Oral cancer patients suffer severe chronic and mechanically-induced pain. Opioids are initially effective, but dose escalation is required and side effects reduce quality of life. The long-term goal is to improve management of oral cancer and oral cancer pain. Oral cancer pain is initiated and maintained in the cancer microenvironment. Some overexpressed cancer genes, oncogenes, can function in an autocrine manner to promote cancer and in a paracrine manner as cancer pain mediators. The ensemble of altered genes/pathways in a cancer dictates response to treatment, which motivates the use of combinatorial therapies tailored to the individual (precision medicine) to both treat the cancer and pain. The overall objectives of this application are to determine (a) whether artemin (ARTN), a gene overexpressed in oral cancer is an oral cancer oncogene, (b) whether ARTN is an oral cancer pain mediator and (c) whether antagonizing ARTN stops oral cancer and alleviates oral cancer pain. The central hypothesis is that there are oral cancer oncogenes that promote cancer and induce oral cancer pain. The rationale for this project is that proalgesic oncogenes could be targeted to treat cancer and pain. The central hypothesis will be tested by pursuing three specific aims: (1) Determine if ARTN is a proalgesic oncogene in human cancer; (2) Determine whether ARTN is an oncogene and a nociceptive mediator; and (3) Determine the potential to stop oral cancer and alleviate oral cancer pain by antagonizing proalgesic oncogenes. In the first aim, expression of ARTN will be assessed by immunohistochemistry in archival specimens from patients who completed the UCSF Oral Cancer Pain Questionnaire (UCSFOCPQ) to determine if expression is correlated with pain. The second aim will evaluate the function of ARTN as an oncogene by manipulating expression in cultured cells in vitro and in human xenograft mouse models. Whether ARTN is a pain mediator will be assessed by measuring nociception induced by manipulating expression of ARTN in animal models in the absence of cancer growth. For the third aim, the potential of antagonizing ARTN to stop cancer and cancer pain will be evaluated by anti-ARTN treatment of mouse xenograft and carcinogenesis models.

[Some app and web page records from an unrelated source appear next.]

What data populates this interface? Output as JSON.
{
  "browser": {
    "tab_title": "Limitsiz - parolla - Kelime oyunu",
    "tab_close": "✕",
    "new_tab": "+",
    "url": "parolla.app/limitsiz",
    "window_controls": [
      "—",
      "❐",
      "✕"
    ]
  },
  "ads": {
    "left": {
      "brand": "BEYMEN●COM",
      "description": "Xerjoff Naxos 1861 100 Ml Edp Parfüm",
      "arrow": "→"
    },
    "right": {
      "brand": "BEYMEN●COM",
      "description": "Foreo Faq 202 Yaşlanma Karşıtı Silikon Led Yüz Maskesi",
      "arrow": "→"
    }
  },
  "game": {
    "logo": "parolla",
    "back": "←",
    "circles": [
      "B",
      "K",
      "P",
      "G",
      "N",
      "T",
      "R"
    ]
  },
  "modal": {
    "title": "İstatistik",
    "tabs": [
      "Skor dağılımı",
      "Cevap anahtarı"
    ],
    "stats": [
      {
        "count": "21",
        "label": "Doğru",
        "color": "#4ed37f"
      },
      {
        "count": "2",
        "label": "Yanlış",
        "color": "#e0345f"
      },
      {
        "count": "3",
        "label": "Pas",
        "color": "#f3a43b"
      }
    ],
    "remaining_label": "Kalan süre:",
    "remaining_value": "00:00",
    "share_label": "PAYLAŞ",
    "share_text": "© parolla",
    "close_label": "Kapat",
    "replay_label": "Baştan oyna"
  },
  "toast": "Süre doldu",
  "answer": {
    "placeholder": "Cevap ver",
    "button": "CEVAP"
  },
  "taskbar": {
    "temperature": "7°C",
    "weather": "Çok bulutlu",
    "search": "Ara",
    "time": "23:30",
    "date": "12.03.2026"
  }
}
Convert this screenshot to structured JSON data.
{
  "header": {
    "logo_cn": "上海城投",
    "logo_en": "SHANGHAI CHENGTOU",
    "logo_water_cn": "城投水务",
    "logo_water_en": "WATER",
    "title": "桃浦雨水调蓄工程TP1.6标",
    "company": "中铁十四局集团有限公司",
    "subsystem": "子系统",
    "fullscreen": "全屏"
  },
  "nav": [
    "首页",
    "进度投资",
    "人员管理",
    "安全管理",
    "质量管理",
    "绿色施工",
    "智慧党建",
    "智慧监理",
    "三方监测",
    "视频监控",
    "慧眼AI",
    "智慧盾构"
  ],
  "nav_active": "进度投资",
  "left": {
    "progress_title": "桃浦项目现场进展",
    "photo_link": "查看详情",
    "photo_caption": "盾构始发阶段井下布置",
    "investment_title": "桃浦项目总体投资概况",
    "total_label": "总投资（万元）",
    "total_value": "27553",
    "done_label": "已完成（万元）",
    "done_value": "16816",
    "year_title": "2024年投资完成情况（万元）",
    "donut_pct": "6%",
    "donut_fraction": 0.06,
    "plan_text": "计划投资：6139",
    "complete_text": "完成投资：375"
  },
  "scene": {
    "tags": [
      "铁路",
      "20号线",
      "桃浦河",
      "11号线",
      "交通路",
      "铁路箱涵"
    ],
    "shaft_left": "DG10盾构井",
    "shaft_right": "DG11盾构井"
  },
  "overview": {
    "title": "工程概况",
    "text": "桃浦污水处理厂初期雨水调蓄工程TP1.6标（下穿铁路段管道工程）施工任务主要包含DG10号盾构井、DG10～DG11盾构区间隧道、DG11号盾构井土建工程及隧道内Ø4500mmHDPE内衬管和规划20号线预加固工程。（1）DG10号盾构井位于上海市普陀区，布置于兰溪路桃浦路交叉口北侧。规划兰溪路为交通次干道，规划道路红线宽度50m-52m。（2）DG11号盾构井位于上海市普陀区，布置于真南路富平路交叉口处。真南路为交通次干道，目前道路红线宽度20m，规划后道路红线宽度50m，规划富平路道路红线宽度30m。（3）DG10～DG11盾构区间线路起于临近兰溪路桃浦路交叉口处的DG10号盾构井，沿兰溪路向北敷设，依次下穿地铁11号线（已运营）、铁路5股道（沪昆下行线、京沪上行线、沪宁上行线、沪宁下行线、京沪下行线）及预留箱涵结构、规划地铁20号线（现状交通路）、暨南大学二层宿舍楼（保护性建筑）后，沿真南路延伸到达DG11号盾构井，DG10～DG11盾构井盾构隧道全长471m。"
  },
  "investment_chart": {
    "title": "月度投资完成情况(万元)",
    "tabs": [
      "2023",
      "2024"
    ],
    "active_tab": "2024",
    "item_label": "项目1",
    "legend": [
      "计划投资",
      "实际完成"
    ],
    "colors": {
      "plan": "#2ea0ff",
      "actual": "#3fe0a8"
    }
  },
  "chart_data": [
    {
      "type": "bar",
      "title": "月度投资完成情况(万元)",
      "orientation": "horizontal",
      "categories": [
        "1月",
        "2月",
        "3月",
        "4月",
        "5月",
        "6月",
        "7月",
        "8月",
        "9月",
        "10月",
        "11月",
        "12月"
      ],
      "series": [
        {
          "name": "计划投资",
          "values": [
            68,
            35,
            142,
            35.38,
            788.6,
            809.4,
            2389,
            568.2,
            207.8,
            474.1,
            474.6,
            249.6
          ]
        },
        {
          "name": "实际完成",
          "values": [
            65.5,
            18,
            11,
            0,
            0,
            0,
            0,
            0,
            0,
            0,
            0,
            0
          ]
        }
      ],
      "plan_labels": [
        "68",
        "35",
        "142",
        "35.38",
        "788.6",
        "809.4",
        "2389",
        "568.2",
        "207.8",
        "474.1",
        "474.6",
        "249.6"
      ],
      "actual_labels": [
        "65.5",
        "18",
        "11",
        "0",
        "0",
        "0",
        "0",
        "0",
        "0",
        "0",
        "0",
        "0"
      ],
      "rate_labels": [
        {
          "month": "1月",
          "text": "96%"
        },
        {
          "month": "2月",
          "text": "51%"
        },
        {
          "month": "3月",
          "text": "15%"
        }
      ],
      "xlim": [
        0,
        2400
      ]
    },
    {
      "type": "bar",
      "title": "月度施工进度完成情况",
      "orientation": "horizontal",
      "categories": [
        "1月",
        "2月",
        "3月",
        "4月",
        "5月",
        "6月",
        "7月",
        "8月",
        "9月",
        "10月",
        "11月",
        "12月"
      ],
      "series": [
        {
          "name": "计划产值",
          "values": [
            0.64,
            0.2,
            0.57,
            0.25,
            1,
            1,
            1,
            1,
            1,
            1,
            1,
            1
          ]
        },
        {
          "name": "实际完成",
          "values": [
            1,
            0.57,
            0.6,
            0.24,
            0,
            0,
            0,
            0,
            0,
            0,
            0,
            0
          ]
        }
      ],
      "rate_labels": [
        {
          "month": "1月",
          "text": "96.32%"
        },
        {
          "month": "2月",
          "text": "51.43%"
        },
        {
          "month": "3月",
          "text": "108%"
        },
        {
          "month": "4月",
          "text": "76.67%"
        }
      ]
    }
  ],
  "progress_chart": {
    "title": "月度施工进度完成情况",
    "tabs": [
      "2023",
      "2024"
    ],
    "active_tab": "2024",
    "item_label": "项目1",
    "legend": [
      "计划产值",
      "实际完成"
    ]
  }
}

The proposed research is innovative in the applicants' opinion, because it uses information gained from genomic analysis of oral cancers to identify putative oral cancer proalgesic oncogenes. The research is significant because it is expected to lay the foundation for future clinical trials assessing the utility of targeting ARTN for cancer treatment and attenuation of cancer pain. The work will motivate identification of additional proalgesic oncogenes to improve precision cancer pain management.